Best Practices for Graduates to Enhance Employability

In look­ing at edu­ca­tor employ­ment trends, it’s easy to see that school dis­tricts try to pri­or­i­tize hir­ing the best-qual­i­fied teach­ers. Earn­ing the appro­pri­ate cre­den­tials is the first step, but there are oth­er strate­gies you can use to make your­self a more attrac­tive teach­ing candidate:

  • Take the ini­tia­tive to get addi­tion­al train­ing and expe­ri­ence (e.g., sub­sti­tute teach­ing while you earn your accel­er­at­ed degree).
  • Find an addi­tion­al men­tor (aside from your stu­dent teach­ing super­vi­sor) who can help you devel­op fur­ther as an edu­ca­tor and vouch for your skills and abil­i­ties in the classroom.
  • Pre­pare for job inter­views ahead of time by par­tic­i­pat­ing in mock inter­views, get­ting assis­tance prepar­ing your resume, and famil­iar­iz­ing your­self with com­mon edu­ca­tion­al hir­ing prac­tices so you know what to expect when called for an interview.
  • Focus on net­work­ing by attend­ing teacher job fairs and join­ing orga­ni­za­tions like the Nation­al Edu­ca­tion Association.

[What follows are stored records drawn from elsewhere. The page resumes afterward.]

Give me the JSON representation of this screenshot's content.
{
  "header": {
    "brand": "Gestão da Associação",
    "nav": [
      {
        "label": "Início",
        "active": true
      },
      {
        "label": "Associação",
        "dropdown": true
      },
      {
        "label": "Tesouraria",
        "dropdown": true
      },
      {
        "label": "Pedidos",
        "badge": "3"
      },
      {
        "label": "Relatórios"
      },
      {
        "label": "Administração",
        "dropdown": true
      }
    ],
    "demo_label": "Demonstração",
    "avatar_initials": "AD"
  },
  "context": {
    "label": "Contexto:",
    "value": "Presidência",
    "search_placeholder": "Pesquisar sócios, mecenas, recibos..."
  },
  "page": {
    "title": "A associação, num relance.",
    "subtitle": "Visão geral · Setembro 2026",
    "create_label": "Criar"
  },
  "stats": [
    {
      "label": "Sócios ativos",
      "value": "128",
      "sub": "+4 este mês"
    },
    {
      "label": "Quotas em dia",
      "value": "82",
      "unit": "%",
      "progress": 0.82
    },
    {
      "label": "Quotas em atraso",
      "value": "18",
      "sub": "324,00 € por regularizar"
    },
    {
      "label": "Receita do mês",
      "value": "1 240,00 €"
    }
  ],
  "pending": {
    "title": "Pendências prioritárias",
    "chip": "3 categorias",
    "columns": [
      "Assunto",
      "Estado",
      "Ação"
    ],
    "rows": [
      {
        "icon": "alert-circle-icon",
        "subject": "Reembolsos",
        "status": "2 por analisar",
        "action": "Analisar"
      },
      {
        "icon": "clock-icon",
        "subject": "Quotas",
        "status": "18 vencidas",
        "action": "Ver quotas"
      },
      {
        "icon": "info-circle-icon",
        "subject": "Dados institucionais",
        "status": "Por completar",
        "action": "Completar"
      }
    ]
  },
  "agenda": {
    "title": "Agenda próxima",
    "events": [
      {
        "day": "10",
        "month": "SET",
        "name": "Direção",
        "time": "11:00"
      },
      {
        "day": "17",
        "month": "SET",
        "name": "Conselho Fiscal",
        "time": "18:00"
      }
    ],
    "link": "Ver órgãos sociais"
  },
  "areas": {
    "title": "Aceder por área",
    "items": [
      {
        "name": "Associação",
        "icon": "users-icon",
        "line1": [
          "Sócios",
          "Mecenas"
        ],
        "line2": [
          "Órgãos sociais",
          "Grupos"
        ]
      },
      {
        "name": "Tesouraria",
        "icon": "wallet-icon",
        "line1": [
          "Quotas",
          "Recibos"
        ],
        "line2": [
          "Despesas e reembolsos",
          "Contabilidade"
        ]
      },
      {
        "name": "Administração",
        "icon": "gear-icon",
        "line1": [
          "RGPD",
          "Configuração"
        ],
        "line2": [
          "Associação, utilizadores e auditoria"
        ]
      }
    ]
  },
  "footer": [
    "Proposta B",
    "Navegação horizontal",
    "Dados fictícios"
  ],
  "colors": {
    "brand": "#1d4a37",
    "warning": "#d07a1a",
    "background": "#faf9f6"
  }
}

As accel­er­at­ed teach­ing degrees become more and more com­mon, the need for stu­dents like you to stand out from the crowd will become increas­ing­ly impor­tant. By focus­ing on your prepa­ra­tion — both aca­d­e­m­ic and pro­fes­sion­al — and being will­ing to go the extra mile to acquire the nec­es­sary teach­ing skills, you can become the stand­out can­di­date you hope to be.